Computers have brought untold benefits to children around the world, with the number of connected households increasing each year. By the end of 2008, there were over 1.5 billion people online, up from under 200 million at the beginning of 1998.
But while the potential for good is undisputed, it has also raised new and disturbing issues, especially where children are concerned. Further reading here.
There is a disconcerting gap between what parents think and children know. So while 92% of parents say they have established rules for their children’s online activity, 34% of children say their parents haven’t. These patterns are consistent in other countries across the world:
In France, 72% of children surf online alone, and while 85% of parents know about parental control software, only 30% have installed it.
In Korea, 90% of homes connect to cheap, high-speed broadband, and up to 30% of Koreans under the age of 18 are at risk of Internet addiction, spending two hours a day or more online.

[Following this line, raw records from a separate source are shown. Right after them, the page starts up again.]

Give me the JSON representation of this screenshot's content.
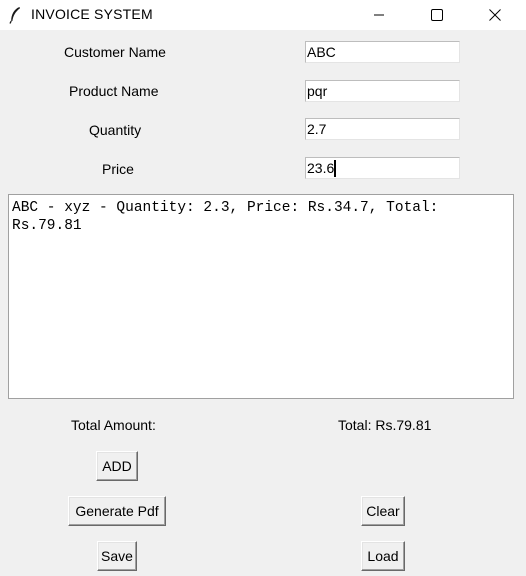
{
  "window": {
    "title": "INVOICE SYSTEM",
    "icons": {
      "app": "feather-icon",
      "minimize": "minimize-icon",
      "maximize": "maximize-icon",
      "close": "close-icon"
    }
  },
  "form": {
    "customer_label": "Customer Name",
    "customer_value": "ABC",
    "product_label": "Product Name",
    "product_value": "pqr",
    "quantity_label": "Quantity",
    "quantity_value": "2.7",
    "price_label": "Price",
    "price_value": "23.6"
  },
  "invoice_text": "ABC - xyz - Quantity: 2.3, Price: Rs.34.7, Total: Rs.79.81",
  "totals": {
    "label": "Total Amount:",
    "value": "Total: Rs.79.81"
  },
  "buttons": {
    "add": "ADD",
    "generate_pdf": "Generate Pdf",
    "clear": "Clear",
    "save": "Save",
    "load": "Load"
  }
}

In the UK, 57% of 9-19 year olds say they’ve seen online pornography, 46% say they’ve given out information they shouldn’t and 33% say they’ve been bullied online.
In China, 44% of children said they had been approached online by strangers, and 41% had talked to an online stranger about sex, or something that made them feel uncomfortable.
As children and young people become digital citizens in an online world that has no borders or frontiers, it is critical that threats to their well being must be addressed by all stakeholders, including children themselves. They are urged to learn to use their computers and online devices safely, including the installation of firewalls and anti-virus software and how to spot unusual communications.
For children, a set of SMART rules have been spelled out with regard to:
- Setting limits
- Meeting online friends offline
- Accepting invitations/friendships
- Telling someone about their concerns
Here’s a little excerpt of my view on kids and the internet which I gave to BT some time ago:
Muhammad Reeda Malik, 38, does not believe in letting children go online whenever they please.
He described that letting them surf into the wee hours of the morning in the privacy of their own room is "a no-no" in his book. Instead, he suggests having a set time to help them manage their time and instil some discipline as well.
As a father of three daughters, two of whom are approaching their teens, the founder and creator of the popular local blog anakbrunei.org monitors his girls’ online activities by using a website blocker on the Linksys wireless router to block sites which contain certain inappropriate keywords but chooses to have the computer located in a common areas such as his study or the family room.
In addition, they are not allowed to go online on school nights unless it is for school work.
Muhammad Reeda shared with The Brunei Times that he hoped he has given his children the right moral foundation to trust them not to abuse their web privileges.
Although occasionally, he does, check the logs on the router to see where they have been.
And so far, he has found that his children have behaved well.
But if he finds that they abuse his trust in future, they would have to face the consequences of losing their web privileges and will have to earn back the trust that was lost.